n Only Alaska and Hawaii have never recorded temps higher than 100 degrees.
n Temperature directly affects the rate of tree-cricket activity. Just count the number of chirps in 15 seconds’ time and then add 37. The total will be very close to the actual outside Fahrenheit temperature. This way of marking temperature has been called “the poor man’s thermometer.”
n Right here in the U.S., Yuma, Ariz., is the sunniest place in the world. It averages of 4,055 hours of sunshine each year out of a possible 4,456. That’s a lot of sunscreen, wouldn’t you say?
And, have you folks ever heard the phrase “the dog days of summer” to describe hot, humid, overwhelmingly oppressive summertime weather? Well, do you know where this phrase comes from?
No, it has nothing to do with your lazy old bloodhound lounging around on your porch all day long.
Nope. Nothing to do with our four-pawed friends.
Well, not really.
The phrase actually originated with the Romans when they noticed that the brightest star in the sky rose when temps started to heat up and started falling as they also started to fall. The name of this star? Sirius — also known as “the dog star.” The Romans called it “caniculares dies” or “the days of the dog.”
Ahhhh, now I get it.
At the time, the Romans also believed that Sirius was actually responsible for the increase in heat at that time of year.
Who knew? Again.
Who also knew that the dog days of summer have specific days assigned to them? These 40 days are between July 3 and Aug. 11. These dates match up with the 20 days right before the conjunction of Sirius and the sun to 20 days after this conjunction. Conjunction in astronomy means two or more heavenly bodies being at the same celestial longitude.
Nowadays, however, the dog days still start in early July but continue into early September — unofficially.
Maybe we should all hope for a solar eclipse. You see, during such an eclipse, the temperature can drop by 6°C or roughly 20°F.
Hang on a sec. Let me Google.
Sorry, no reprieve here.
We missed the last solar eclipse on May 20 of this year. The next solar eclipse won’t occur until well into fall of this year, on Nov. 13.
Oh well. No relief from this front.
Now, I’ll just have to remember to do to some cold-weather facts in January.

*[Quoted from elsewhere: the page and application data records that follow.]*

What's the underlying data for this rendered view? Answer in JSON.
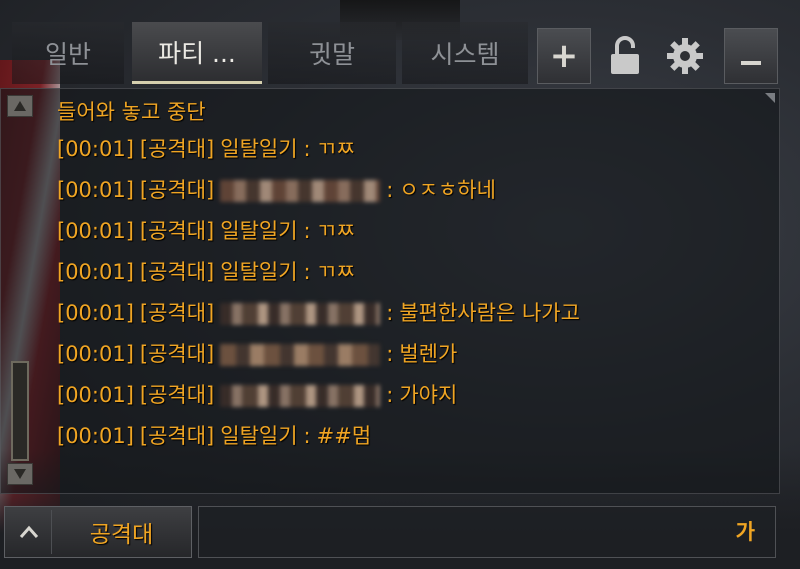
{
  "tabs": [
    {
      "label": "일반",
      "active": false
    },
    {
      "label": "파티 ...",
      "active": true
    },
    {
      "label": "귓말",
      "active": false
    },
    {
      "label": "시스템",
      "active": false
    }
  ],
  "toolbar": {
    "add_label": "+"
  },
  "colors": {
    "message_text": "#f0a523",
    "active_tab_underline": "#d5cfae"
  },
  "chat": {
    "header": "들어와 놓고 중단",
    "messages": [
      {
        "time": "[00:01]",
        "channel": "[공격대]",
        "sender": "일탈일기",
        "sep": ":",
        "text": "ㄲㅉ",
        "sender_hidden": false
      },
      {
        "time": "[00:01]",
        "channel": "[공격대]",
        "sender": "",
        "sep": ":",
        "text": "ㅇㅈㅎ하네",
        "sender_hidden": true
      },
      {
        "time": "[00:01]",
        "channel": "[공격대]",
        "sender": "일탈일기",
        "sep": ":",
        "text": "ㄲㅉ",
        "sender_hidden": false
      },
      {
        "time": "[00:01]",
        "channel": "[공격대]",
        "sender": "일탈일기",
        "sep": ":",
        "text": "ㄲㅉ",
        "sender_hidden": false
      },
      {
        "time": "[00:01]",
        "channel": "[공격대]",
        "sender": "",
        "sep": ":",
        "text": "불편한사람은 나가고",
        "sender_hidden": true
      },
      {
        "time": "[00:01]",
        "channel": "[공격대]",
        "sender": "",
        "sep": ":",
        "text": "벌렌가",
        "sender_hidden": true
      },
      {
        "time": "[00:01]",
        "channel": "[공격대]",
        "sender": "",
        "sep": ":",
        "text": "가야지",
        "sender_hidden": true
      },
      {
        "time": "[00:01]",
        "channel": "[공격대]",
        "sender": "일탈일기",
        "sep": ":",
        "text": "##멈",
        "sender_hidden": false
      }
    ]
  },
  "input": {
    "channel": "공격대",
    "ime_mode": "가",
    "value": ""
  }
}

Actually, now that I think about it, I probably should have given cold-weather facts now and hot-weather facts in January. Might have made everybody feel a little better.
Oopsy. My bad!
Blame it on the weather.